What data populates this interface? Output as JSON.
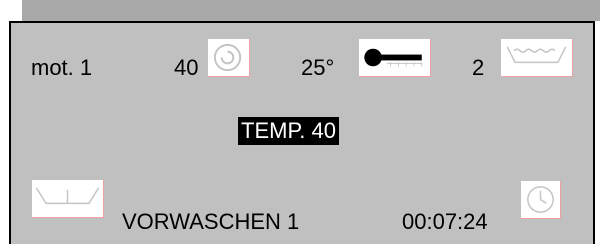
{
  "row1": {
    "motor_label": "mot. 1",
    "speed_value": "40",
    "speed_icon": "spin-icon",
    "temperature_value": "25°",
    "temperature_icon": "thermometer-icon",
    "level_value": "2",
    "level_icon": "water-level-icon"
  },
  "status": {
    "text": "TEMP. 40"
  },
  "row3": {
    "drum_icon": "drum-icon",
    "program_name": "VORWASCHEN 1",
    "time_value": "00:07:24",
    "clock_icon": "clock-icon"
  },
  "colors": {
    "screen_background": "#c0c0c0",
    "top_bar": "#a9a9a9",
    "highlight_background": "#000000",
    "highlight_text": "#ffffff",
    "icon_background": "#ffffff",
    "icon_line": "#b8b8b8"
  }
}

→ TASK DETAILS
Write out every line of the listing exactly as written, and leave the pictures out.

→ ANSWER SPACE
What data populates this interface? Output as JSON.
{
  "row1": {
    "motor_label": "mot. 1",
    "speed_value": "40",
    "speed_icon": "spin-icon",
    "temperature_value": "25°",
    "temperature_icon": "thermometer-icon",
    "level_value": "2",
    "level_icon": "water-level-icon"
  },
  "status": {
    "text": "TEMP. 40"
  },
  "row3": {
    "drum_icon": "drum-icon",
    "program_name": "VORWASCHEN 1",
    "time_value": "00:07:24",
    "clock_icon": "clock-icon"
  },
  "colors": {
    "screen_background": "#c0c0c0",
    "top_bar": "#a9a9a9",
    "highlight_background": "#000000",
    "highlight_text": "#ffffff",
    "icon_background": "#ffffff",
    "icon_line": "#b8b8b8"
  }
}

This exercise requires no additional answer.